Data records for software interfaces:
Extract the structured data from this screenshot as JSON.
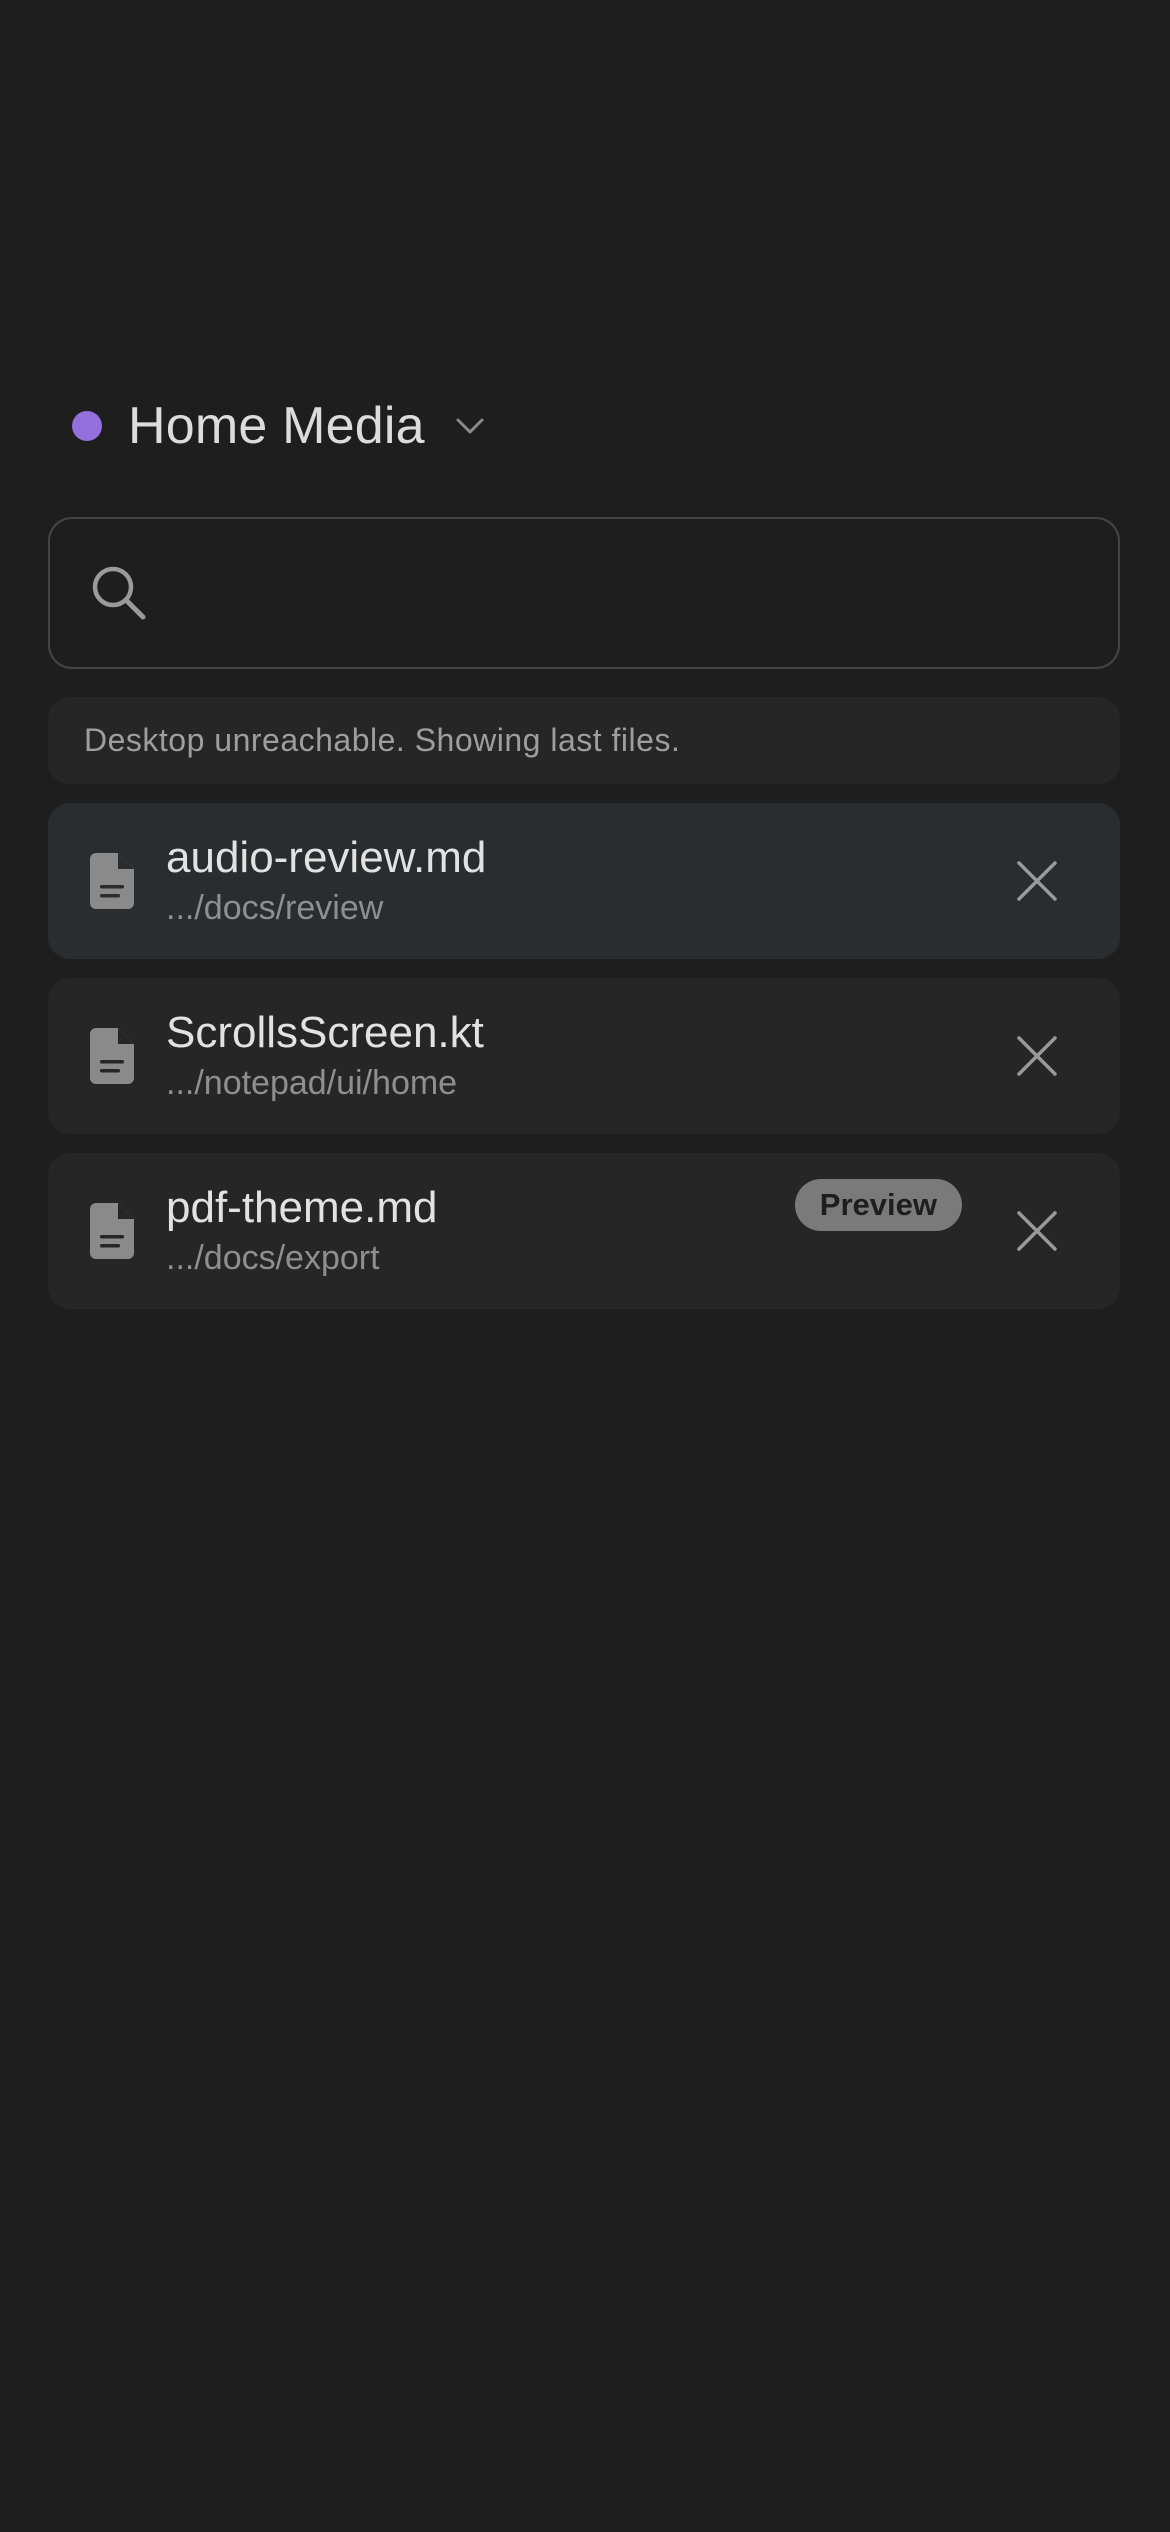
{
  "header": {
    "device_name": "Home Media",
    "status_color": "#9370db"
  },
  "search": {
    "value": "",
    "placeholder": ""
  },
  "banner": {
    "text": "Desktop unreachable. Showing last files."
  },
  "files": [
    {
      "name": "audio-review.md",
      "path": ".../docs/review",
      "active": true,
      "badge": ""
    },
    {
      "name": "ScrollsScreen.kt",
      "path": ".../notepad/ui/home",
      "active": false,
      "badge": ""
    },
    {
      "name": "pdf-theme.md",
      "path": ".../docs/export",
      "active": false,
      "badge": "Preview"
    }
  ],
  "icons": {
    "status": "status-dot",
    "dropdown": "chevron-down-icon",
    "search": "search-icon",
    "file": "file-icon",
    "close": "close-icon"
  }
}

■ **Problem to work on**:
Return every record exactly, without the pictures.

■ **Written answer**:
Extract the structured data from this screenshot as JSON.
{
  "header": {
    "device_name": "Home Media",
    "status_color": "#9370db"
  },
  "search": {
    "value": "",
    "placeholder": ""
  },
  "banner": {
    "text": "Desktop unreachable. Showing last files."
  },
  "files": [
    {
      "name": "audio-review.md",
      "path": ".../docs/review",
      "active": true,
      "badge": ""
    },
    {
      "name": "ScrollsScreen.kt",
      "path": ".../notepad/ui/home",
      "active": false,
      "badge": ""
    },
    {
      "name": "pdf-theme.md",
      "path": ".../docs/export",
      "active": false,
      "badge": "Preview"
    }
  ],
  "icons": {
    "status": "status-dot",
    "dropdown": "chevron-down-icon",
    "search": "search-icon",
    "file": "file-icon",
    "close": "close-icon"
  }
}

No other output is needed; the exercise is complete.